Great Snail Bail: 8,000 rare Hawaiian land snails moved to larger lab
Thousands of rare, threatened and endangered Hawaiian snails were moved from their home at a trailer in Kailua to a new, lab facility in Pearl City Thursday morning, in a transfer that caretakers have dubbed, “The Great Snail Bail.”
The state Department of Land and Natural Resources reports the 8,000 snails represent 38 critically imperiled species. For the past seven years, Dr. David Sischo who runs the state’s Snail Extinction Prevention Program, and his team, have cared for the snails from a small trailer.
Supervising the transfer, Sischo observed, “We had the last individuals in the world of some of these species, all in boxes, traveling over the H-3. These snails may be small, but they are no less important than large charismatic endangered species like monk seals. Imagine moving 8,000 monk seals.”
The effort involved the use of 10 vehicles. “While this was likely the largest and fastest snail migration ever, in all seriousness these are precious public trust resources. They are jewels of the Hawaiian forest and serve like canaries in the coal mine in forewarning us of the health of native forests. A more apt phrase would be they serve as the snails in the forest,” Sischo said.
The team conducting the operation realized that having most of the remaining, extremely rare snail species all in vehicles at the same time created some real vulnerabilities. They took precautions to ensure the safe and efficient transportation of the snails, including having back-up vehicles and officers from the DLNR Division of Conservation and Resources Enforcement (DOCARE) tagging along in case any problems were to arise.
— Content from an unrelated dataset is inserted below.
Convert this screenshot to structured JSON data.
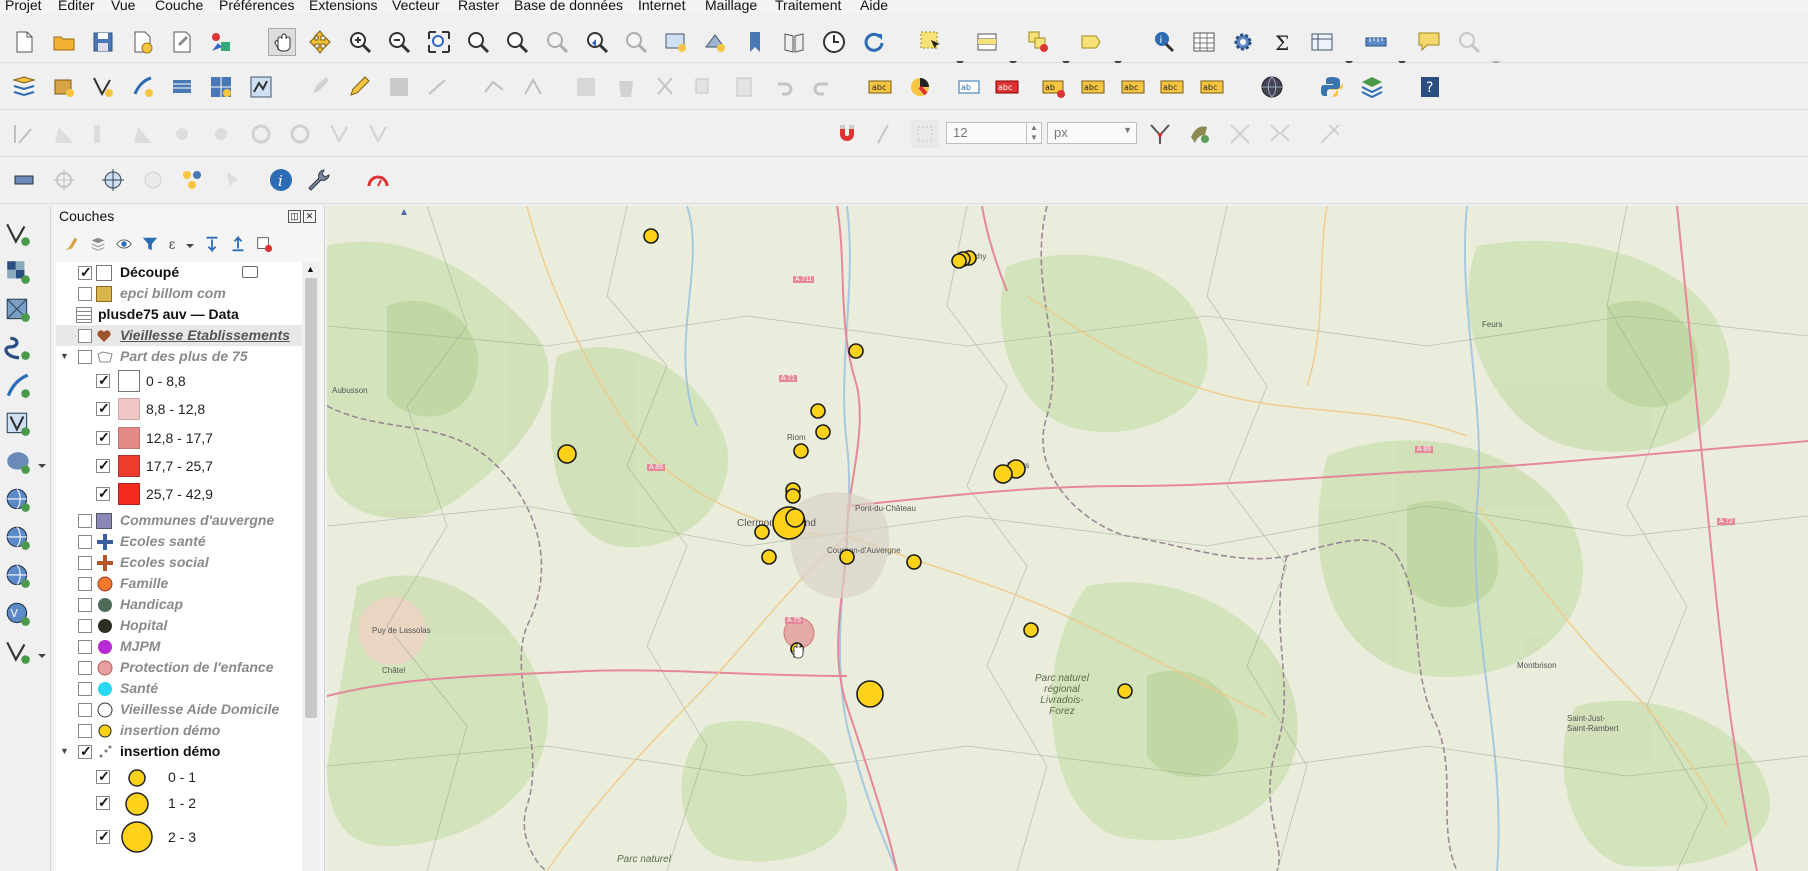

At the Pearl City lab, the team formed a second human chain to move all 170 boxes of snails into their new home. “The new lab doubles our capacity for rearing snails,” Sischo said.
For Thursday night, the temperature in the lab has been lowered to duplicate the environmental chambers that simulate conditions found in the mountainous areas of five islands where the snails are/were found in the wild. Two chambers are already in the lab, with eight more to be moved on Friday.
Earlier this year, Governor Josh Green, M.D. proclaimed this the Year of the Kāhuli. “Native Hawaiian land snails are getting some of the attention they deserve, and it helps that the Great Snail Bail coincides with other events and programs throughout 2023 to bring attention to their plight,” according to a DLNR news release.
“Sischo and the snail team are relieved the Snail Bail went off without a hitch and they’re considering submitting today’s feat to the Guinness Book of World Records. It could create a new record category—fastest snails on Earth,” the DLNR release stated.